August 18, 1999 |
The dean of UC Berkeley's law school, who led it through a period of turmoil over minority admissions, has announced that she will leave her post in June 2000. Herma Hill Kay, 65, said she has met most of her goals as dean of Boalt Hall School of Law and plans to return to teaching after a one-year sabbatical to work on a book about early women law professors. No successor has been named. Kay had taught at Boalt since 1960, and in 1992 became its first female dean.
October 2, 1992 |
University of California law students on Thursday fired back at reports that their school's admissions policies violate civil rights laws, in particular taking issue with characterizations of the procedures as a quota system. "Race has never been and never will be the sole or controlling factor in the admissions policy of Boalt (Berkeley's School of Law)," said George Washington, president of the Boalt Hall Students Assn.
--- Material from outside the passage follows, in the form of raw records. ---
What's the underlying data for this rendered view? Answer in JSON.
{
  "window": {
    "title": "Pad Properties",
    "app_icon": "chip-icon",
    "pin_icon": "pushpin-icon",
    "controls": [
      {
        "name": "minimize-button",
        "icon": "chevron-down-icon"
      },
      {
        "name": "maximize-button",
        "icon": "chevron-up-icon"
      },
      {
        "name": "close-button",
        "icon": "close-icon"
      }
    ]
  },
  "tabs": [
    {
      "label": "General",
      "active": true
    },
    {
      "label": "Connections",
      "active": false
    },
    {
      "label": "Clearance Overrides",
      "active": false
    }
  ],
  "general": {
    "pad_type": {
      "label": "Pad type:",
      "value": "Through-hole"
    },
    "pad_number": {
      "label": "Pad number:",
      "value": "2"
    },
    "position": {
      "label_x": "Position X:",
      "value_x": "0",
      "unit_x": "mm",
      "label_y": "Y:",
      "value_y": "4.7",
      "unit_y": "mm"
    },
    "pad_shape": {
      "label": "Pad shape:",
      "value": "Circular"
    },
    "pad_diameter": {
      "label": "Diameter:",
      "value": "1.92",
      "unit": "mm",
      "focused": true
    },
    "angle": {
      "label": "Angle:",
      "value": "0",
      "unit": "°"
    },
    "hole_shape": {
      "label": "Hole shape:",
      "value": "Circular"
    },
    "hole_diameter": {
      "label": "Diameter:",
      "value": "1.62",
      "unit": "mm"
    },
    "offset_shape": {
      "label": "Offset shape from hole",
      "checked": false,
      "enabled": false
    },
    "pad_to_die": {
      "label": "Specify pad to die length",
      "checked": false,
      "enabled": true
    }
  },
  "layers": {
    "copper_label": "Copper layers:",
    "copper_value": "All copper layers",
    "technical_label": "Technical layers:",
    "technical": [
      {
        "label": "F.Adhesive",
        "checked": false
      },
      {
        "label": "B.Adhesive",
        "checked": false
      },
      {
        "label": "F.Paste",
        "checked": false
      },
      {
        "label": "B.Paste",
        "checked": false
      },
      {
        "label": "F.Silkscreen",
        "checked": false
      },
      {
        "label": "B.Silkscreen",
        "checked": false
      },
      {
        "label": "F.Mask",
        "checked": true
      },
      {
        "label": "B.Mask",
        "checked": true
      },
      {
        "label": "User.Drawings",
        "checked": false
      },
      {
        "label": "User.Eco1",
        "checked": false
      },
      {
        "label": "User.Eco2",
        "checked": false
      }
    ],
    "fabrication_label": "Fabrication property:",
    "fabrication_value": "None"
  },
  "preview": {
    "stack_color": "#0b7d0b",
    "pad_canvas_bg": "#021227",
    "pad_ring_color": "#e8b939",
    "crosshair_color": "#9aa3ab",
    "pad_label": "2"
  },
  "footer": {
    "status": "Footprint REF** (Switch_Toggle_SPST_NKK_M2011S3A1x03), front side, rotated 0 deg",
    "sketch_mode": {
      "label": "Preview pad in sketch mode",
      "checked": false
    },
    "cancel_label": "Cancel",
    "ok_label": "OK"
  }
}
February 23, 1996 |
Frank C. Newman, who was an associate justice of the California Supreme Court from 1977 to 1982, has died in San Francisco after a brief illness. He was 78. Newman, who spent most of his career teaching at the UC School of Law at Boalt Hall, died Sunday, the state Judicial Council announced Wednesday.
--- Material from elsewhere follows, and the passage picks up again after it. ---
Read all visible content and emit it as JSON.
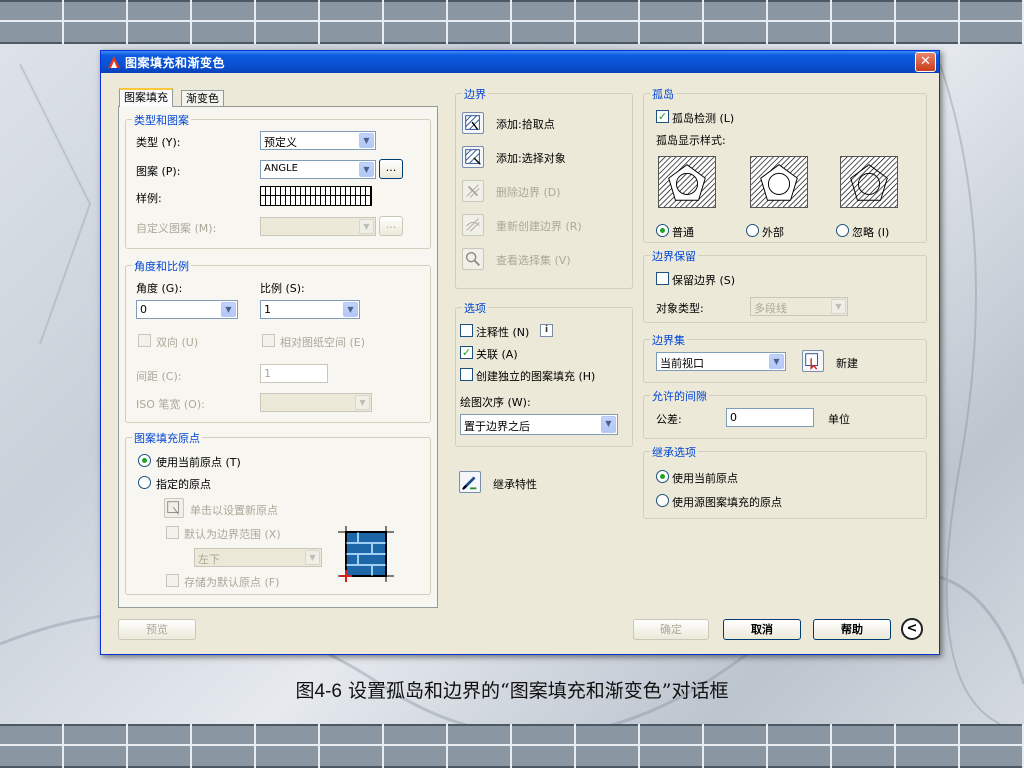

CALIFORNIA | LOCAL
October 17, 2002 |
Gov. Gray Davis appointed two civil litigators to the Los Angeles County Superior Court bench on Wednesday. John A. Kronstadt, 51, of Pacific Palisades specializes in complex business litigation. A graduate of Yale Law School, he is a partner in the Los Angeles law office of Arnold & Porter. Rafael A. Ongkeko, 49, of South Pasadena has been a principal deputy counsel for most of his legal career. He received a law degree from UC Berkeley's Boalt Hall School of Law.
February 26, 1991
"Should Saddam Hussein stand trial? No, for sound political reasons. A weakened Saddam at the head of a functioning and unitary Iraq might be preferable to a martyred Saddam uniting discontented Arab elements everywhere. Is there a moral imperative to try him? Moral imperatives require consistent application. What message would we send by trying Saddam for crimes where Western forces were involved, but ignoring (indeed supporting) his aggression when opposing forces were non-Western?
CALIFORNIA | LOCAL
June 23, 2001
A memorial service for California Supreme Court Justice Stanley Mosk will be at 2 p.m. Tuesday at the Wilshire Boulevard Temple, 3663 Wilshire Blvd., Los Angeles. Mosk, the longest-serving judge in the state high court's history, died at his home in San Francisco on Tuesday. He was 88.
October 2, 1997
John G. Fleming, 77, international author and educator on personal injury law. Fleming, best known for his durable textbook "The Law of Torts," taught on three continents, ending his career with more than three decades at UC Berkeley's Boalt Hall School of Law. Born in Berlin, he was educated in England and during World War II served in the British Royal Tank Corps in North Africa and Italy. He began teaching law at Kings College, University of London.
October 1, 1992 |
Two conservative Orange County congressmen on Wednesday urged federal officials to move forward with reviews of university admissions practices across the nation to uncover and end policies that rely on racial "quotas." At a Capitol Hill press conference, Reps. Dana Rohrabacher (R-Huntington Beach) and Robert K. Dornan (R-Garden Grove) applauded Monday's finding by the U.S.